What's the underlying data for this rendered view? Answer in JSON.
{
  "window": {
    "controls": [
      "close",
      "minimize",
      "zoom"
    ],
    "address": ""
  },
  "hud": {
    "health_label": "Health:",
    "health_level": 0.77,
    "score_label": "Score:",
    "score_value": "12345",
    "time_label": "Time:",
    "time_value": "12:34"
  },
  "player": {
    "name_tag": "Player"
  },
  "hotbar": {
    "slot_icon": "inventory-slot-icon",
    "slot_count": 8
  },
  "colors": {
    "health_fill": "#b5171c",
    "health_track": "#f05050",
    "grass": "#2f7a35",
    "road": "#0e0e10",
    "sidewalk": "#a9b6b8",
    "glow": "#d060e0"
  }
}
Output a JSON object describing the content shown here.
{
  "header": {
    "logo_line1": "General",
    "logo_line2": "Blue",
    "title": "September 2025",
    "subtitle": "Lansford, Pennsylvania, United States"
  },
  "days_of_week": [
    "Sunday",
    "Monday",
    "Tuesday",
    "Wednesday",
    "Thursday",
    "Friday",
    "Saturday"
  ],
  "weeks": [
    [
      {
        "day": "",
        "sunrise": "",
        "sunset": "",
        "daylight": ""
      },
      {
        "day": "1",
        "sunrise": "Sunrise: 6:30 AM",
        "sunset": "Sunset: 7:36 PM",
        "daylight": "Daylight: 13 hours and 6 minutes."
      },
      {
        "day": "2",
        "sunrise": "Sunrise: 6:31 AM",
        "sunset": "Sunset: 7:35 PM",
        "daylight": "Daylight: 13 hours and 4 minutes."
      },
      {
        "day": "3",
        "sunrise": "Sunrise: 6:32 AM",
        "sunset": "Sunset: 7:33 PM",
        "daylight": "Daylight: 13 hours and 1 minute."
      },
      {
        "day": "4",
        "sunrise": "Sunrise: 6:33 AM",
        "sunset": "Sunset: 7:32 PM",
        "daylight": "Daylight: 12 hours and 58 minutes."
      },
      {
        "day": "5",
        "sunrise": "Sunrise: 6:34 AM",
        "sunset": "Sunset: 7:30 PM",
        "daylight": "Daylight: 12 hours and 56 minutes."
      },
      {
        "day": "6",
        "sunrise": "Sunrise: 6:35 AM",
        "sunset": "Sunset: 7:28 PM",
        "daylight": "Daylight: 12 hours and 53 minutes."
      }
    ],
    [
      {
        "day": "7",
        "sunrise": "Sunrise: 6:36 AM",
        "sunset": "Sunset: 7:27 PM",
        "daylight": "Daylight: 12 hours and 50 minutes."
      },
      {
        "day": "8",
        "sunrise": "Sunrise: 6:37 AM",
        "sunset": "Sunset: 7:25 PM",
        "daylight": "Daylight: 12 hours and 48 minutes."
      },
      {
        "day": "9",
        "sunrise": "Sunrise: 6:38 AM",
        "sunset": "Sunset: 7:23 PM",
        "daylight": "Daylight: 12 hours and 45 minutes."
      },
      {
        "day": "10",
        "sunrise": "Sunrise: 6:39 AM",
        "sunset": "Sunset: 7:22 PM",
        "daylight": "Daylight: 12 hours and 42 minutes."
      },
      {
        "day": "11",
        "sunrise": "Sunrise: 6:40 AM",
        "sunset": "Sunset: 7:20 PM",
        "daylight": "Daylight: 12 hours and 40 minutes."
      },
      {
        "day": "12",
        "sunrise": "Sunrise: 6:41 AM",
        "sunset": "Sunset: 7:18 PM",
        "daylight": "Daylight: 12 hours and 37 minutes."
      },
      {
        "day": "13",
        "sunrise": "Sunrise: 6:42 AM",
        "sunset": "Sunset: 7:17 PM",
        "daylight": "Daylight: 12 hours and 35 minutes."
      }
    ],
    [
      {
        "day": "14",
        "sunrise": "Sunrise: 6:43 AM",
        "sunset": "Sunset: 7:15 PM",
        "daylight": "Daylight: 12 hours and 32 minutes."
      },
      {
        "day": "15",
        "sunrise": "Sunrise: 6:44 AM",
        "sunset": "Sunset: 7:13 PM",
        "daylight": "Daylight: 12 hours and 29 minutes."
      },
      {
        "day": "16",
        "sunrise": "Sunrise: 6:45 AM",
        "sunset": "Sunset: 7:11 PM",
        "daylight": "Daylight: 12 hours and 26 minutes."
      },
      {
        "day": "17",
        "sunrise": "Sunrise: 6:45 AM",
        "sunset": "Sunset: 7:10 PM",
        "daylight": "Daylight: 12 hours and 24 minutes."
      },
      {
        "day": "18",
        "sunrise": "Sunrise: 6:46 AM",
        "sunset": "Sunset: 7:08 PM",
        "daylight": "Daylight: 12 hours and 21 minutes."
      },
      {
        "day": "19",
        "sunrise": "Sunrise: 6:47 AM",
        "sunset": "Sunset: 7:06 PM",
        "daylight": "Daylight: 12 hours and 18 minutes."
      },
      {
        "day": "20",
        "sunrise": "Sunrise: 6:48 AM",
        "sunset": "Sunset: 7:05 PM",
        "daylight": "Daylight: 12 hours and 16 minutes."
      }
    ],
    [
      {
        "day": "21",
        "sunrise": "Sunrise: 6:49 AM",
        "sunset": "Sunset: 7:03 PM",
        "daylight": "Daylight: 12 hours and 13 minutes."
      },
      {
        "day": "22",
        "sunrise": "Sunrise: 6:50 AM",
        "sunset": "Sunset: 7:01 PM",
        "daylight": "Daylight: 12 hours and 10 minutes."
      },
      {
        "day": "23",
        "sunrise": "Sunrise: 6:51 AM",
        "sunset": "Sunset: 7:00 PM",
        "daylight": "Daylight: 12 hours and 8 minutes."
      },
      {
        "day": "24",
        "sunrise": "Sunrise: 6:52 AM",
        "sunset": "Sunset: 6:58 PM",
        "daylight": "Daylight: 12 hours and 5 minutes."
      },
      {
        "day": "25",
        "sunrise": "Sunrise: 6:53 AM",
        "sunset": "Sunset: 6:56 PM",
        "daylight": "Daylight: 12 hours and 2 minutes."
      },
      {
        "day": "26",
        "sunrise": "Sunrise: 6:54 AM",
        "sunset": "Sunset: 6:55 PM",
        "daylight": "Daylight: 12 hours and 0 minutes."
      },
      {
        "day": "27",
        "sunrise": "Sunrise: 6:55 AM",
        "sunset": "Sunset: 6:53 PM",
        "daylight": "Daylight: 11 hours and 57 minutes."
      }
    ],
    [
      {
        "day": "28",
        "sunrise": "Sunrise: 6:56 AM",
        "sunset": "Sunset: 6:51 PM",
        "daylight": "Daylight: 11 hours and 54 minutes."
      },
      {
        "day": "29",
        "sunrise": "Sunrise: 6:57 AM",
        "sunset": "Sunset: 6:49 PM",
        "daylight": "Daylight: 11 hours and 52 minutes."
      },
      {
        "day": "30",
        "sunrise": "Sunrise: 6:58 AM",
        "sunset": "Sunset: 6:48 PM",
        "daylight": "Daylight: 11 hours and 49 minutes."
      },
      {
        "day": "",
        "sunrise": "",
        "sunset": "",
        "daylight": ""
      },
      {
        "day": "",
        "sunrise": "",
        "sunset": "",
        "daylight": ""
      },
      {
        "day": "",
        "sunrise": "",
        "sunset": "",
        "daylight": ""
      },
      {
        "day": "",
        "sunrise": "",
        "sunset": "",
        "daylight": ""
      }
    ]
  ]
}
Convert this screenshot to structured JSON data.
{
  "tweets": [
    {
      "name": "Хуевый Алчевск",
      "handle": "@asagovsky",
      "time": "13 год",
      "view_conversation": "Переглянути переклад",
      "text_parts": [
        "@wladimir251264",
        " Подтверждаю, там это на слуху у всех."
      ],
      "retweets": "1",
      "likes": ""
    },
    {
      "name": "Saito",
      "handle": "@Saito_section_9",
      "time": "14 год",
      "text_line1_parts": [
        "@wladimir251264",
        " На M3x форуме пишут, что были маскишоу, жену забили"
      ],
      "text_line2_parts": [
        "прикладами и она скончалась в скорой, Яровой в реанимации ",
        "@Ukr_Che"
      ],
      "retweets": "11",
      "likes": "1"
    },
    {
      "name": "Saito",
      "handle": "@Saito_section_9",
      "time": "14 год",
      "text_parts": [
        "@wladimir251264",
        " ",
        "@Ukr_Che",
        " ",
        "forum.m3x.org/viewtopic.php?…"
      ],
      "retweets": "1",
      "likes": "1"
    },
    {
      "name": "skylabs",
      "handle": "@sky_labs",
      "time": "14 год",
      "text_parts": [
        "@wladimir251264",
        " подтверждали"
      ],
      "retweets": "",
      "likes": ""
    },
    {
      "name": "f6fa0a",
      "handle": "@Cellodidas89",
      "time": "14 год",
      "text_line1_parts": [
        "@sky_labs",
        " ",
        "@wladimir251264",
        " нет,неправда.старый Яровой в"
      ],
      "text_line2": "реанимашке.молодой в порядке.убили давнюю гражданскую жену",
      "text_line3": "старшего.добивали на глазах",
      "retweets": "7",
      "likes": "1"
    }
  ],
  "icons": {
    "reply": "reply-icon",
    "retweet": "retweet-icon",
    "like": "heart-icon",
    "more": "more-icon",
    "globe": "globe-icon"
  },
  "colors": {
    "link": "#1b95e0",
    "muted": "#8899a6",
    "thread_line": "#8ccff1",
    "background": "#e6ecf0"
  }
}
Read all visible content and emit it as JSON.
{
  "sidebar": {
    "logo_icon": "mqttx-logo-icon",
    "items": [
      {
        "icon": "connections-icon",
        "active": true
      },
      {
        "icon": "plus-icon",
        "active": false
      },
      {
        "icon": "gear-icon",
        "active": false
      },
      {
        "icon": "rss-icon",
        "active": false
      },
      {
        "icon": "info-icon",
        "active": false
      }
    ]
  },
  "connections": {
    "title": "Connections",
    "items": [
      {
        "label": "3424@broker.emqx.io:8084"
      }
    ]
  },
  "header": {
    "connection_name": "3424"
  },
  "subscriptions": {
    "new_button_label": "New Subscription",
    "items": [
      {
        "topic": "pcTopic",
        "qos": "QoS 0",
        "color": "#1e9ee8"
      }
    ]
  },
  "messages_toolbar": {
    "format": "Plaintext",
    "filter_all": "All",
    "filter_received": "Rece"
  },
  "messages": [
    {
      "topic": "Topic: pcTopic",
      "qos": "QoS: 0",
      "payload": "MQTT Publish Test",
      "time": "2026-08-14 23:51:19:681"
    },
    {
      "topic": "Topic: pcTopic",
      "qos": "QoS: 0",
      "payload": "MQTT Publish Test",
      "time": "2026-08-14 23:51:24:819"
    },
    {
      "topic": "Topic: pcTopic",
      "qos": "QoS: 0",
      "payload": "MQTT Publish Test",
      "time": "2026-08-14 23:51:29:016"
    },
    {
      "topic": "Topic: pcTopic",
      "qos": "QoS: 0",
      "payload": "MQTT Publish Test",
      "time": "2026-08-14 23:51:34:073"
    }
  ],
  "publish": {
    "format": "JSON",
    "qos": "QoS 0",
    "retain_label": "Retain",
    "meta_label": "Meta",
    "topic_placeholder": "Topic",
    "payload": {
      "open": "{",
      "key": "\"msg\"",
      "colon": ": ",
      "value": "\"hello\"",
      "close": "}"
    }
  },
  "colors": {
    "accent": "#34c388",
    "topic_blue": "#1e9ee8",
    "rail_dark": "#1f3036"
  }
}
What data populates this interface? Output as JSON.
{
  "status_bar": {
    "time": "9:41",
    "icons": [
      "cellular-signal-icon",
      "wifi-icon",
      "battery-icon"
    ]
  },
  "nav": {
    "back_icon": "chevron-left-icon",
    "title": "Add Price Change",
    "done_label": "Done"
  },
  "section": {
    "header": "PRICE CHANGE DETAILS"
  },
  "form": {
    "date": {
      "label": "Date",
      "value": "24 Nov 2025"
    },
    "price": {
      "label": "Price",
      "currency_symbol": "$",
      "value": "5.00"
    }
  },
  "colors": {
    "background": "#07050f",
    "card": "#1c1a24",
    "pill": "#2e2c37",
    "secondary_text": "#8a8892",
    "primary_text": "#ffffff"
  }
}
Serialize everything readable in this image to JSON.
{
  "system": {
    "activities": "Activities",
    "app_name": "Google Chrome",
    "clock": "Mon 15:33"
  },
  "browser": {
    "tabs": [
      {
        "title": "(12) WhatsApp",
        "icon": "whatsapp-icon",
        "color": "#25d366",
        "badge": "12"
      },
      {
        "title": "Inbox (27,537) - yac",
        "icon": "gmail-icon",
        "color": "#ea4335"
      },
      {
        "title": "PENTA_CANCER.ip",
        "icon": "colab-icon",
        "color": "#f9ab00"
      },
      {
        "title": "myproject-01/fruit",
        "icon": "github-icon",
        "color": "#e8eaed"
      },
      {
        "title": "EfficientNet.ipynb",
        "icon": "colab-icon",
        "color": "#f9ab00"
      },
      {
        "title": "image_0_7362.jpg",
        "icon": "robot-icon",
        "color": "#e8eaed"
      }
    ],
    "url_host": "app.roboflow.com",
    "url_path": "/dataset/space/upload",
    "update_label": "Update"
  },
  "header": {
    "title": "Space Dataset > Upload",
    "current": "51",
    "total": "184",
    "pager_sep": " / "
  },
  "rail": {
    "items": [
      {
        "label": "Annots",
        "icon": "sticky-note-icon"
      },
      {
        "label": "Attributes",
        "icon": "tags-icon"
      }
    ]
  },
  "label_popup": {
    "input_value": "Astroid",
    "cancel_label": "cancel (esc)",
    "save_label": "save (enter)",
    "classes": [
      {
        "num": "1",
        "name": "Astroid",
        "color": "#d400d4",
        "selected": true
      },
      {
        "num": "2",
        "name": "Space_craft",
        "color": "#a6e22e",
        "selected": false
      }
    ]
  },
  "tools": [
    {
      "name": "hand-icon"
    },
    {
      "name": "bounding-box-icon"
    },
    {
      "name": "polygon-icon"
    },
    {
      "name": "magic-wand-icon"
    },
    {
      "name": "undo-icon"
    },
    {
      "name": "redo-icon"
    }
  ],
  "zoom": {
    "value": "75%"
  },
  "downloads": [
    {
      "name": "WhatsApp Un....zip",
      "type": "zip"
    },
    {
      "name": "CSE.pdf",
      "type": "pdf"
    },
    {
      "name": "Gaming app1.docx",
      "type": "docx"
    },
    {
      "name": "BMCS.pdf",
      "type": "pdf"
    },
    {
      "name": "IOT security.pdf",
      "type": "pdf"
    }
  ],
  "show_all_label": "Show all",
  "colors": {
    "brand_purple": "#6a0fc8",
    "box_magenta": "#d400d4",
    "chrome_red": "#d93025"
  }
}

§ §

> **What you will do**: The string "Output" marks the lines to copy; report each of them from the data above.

> **Exercise solution**:
Output a JSON object describing the content shown here.
What data populates this interface? Output as JSON.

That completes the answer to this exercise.